→ WORK TO BE COMPLETED
Extract every line below that contains the word "photo".

→ SUPPLIED RECORDS
• • • • •

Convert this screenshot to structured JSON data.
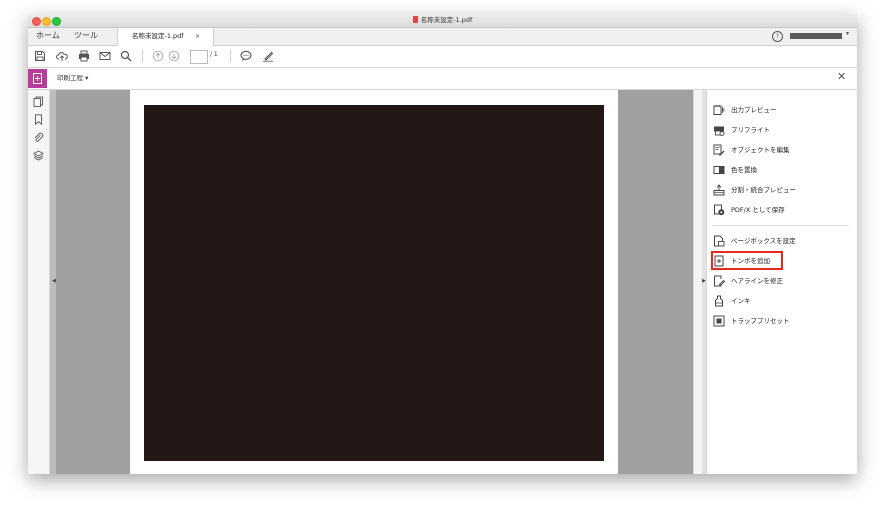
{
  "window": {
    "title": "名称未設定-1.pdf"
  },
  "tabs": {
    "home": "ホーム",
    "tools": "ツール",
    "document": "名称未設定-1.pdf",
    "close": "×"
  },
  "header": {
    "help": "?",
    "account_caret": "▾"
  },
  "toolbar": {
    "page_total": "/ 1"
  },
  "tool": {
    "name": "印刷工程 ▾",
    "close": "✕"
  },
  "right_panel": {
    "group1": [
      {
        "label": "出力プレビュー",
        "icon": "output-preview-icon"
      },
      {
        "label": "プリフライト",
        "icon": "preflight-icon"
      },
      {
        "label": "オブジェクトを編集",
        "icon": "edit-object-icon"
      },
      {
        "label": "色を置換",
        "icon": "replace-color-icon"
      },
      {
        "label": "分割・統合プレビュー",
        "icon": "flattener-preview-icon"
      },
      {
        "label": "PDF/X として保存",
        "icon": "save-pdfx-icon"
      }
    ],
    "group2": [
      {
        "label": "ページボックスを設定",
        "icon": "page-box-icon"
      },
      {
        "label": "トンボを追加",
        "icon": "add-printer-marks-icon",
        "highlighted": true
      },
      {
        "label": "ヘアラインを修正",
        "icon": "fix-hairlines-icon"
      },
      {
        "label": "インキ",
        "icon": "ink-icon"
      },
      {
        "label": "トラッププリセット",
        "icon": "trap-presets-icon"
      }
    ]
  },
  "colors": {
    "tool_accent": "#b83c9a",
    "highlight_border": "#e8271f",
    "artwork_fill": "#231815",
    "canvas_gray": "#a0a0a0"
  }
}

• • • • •

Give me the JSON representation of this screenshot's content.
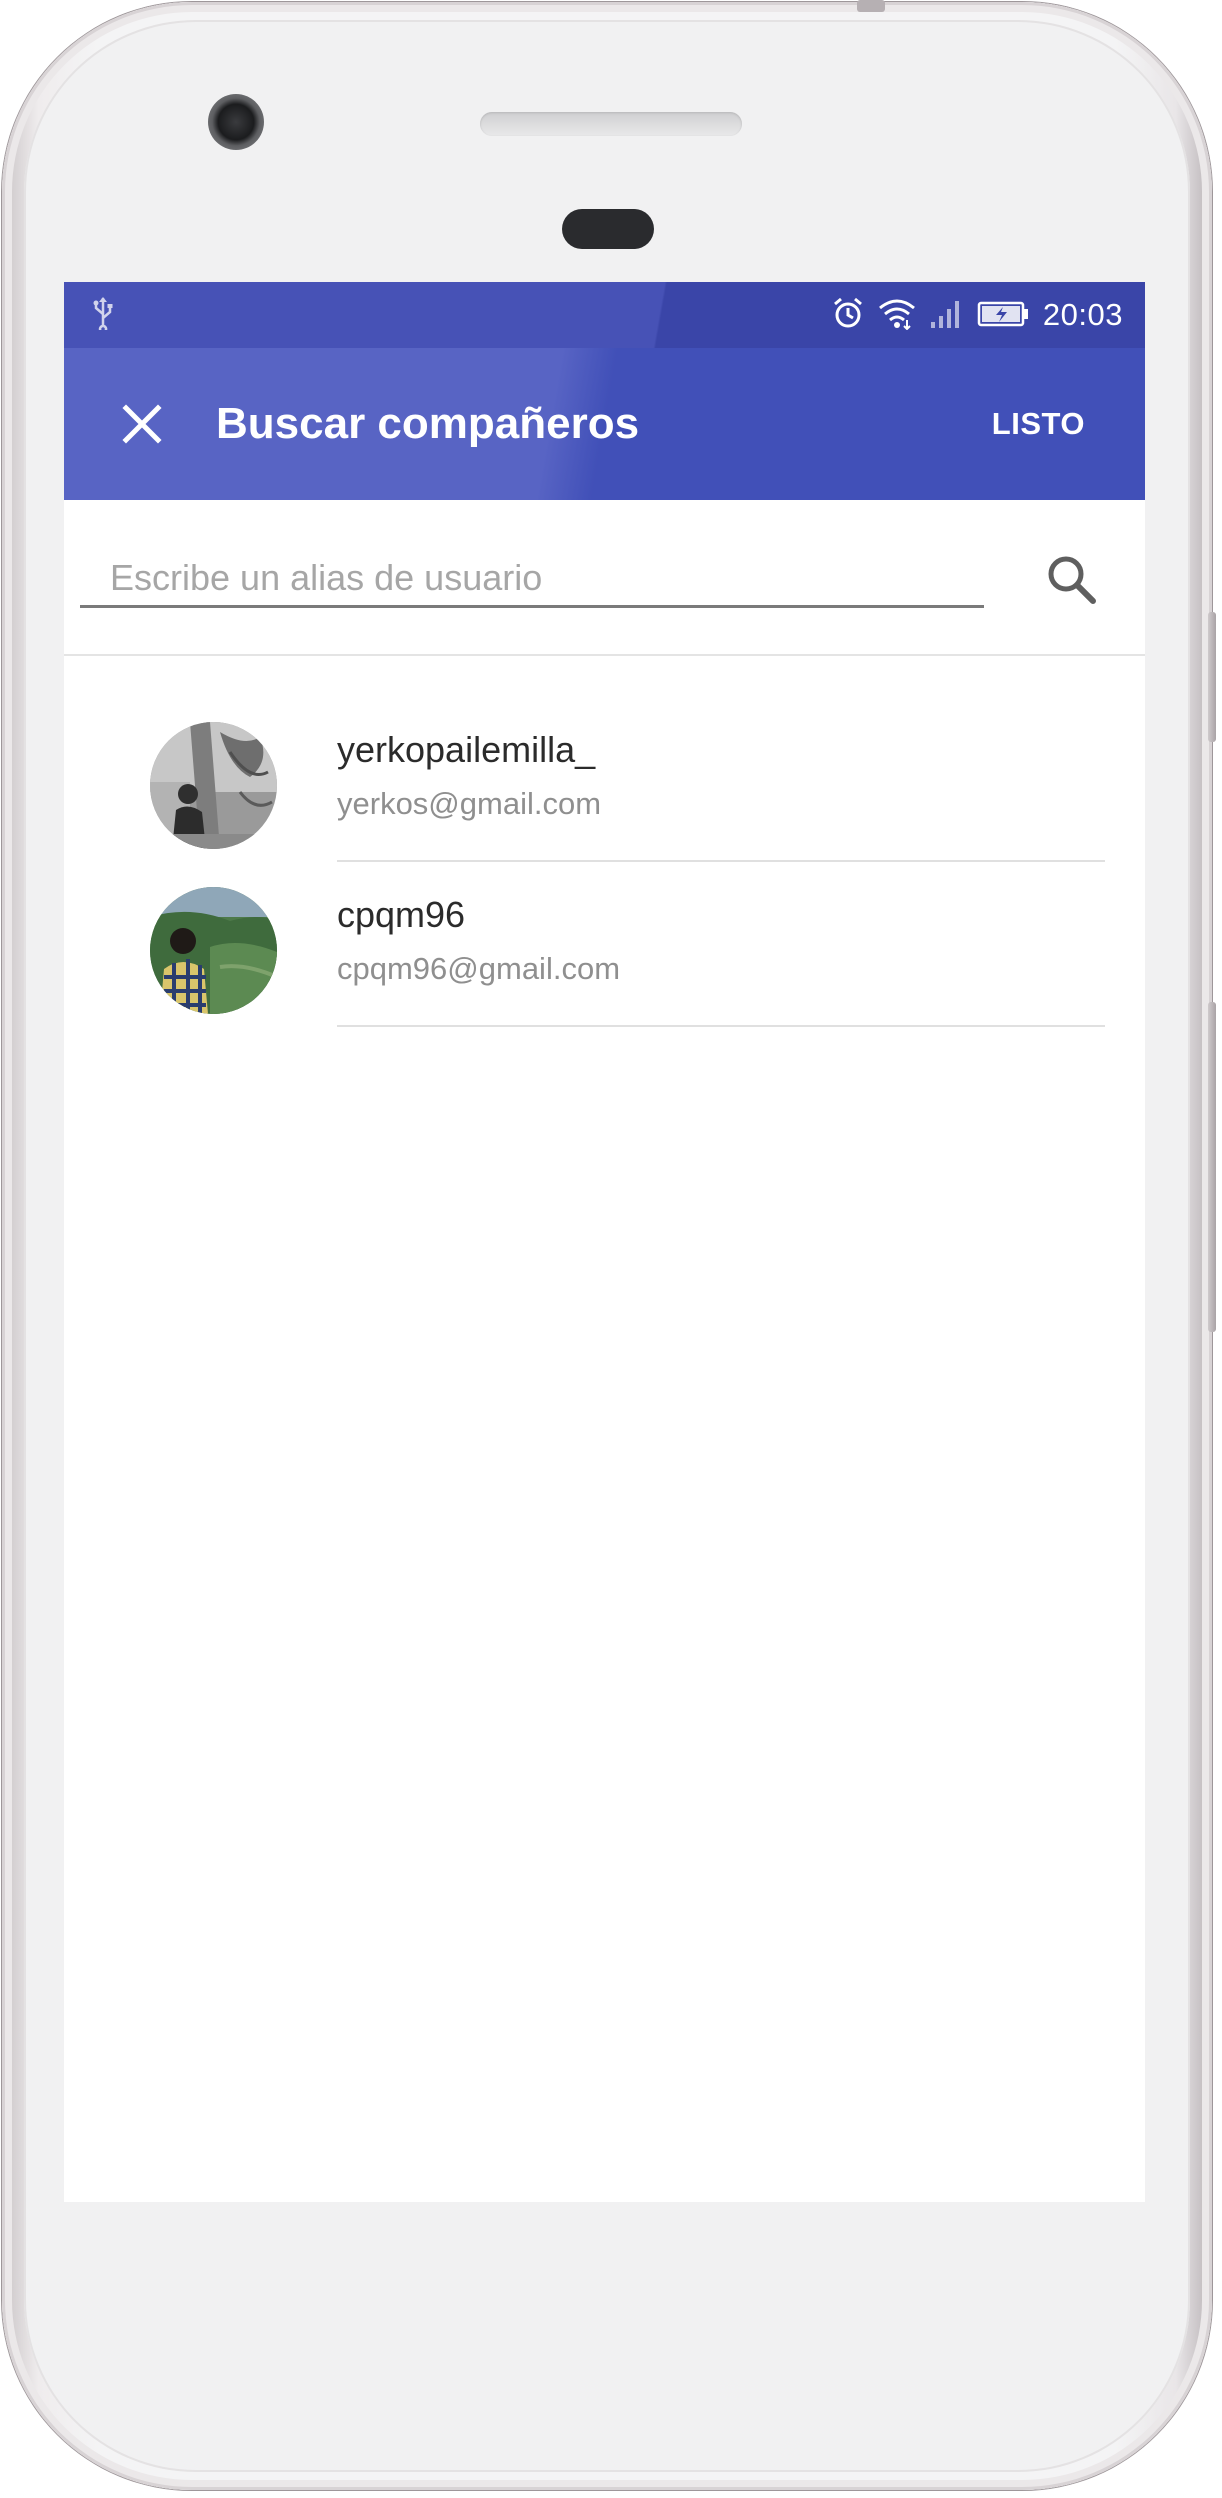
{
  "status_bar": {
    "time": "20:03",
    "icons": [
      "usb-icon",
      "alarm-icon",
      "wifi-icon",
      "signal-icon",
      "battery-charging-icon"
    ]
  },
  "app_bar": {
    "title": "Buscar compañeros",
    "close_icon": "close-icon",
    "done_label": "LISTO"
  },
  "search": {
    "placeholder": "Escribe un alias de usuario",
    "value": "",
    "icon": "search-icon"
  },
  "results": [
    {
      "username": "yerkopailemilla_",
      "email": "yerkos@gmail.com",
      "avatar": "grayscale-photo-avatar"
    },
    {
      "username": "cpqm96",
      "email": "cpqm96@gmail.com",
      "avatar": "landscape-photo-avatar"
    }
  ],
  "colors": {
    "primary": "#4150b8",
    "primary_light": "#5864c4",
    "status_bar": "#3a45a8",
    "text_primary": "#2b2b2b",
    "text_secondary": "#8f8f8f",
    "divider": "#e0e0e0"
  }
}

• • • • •

→ OUTPUT FOR THIS EXERCISE
      "avatar": "grayscale-photo-avatar"
      "avatar": "landscape-photo-avatar"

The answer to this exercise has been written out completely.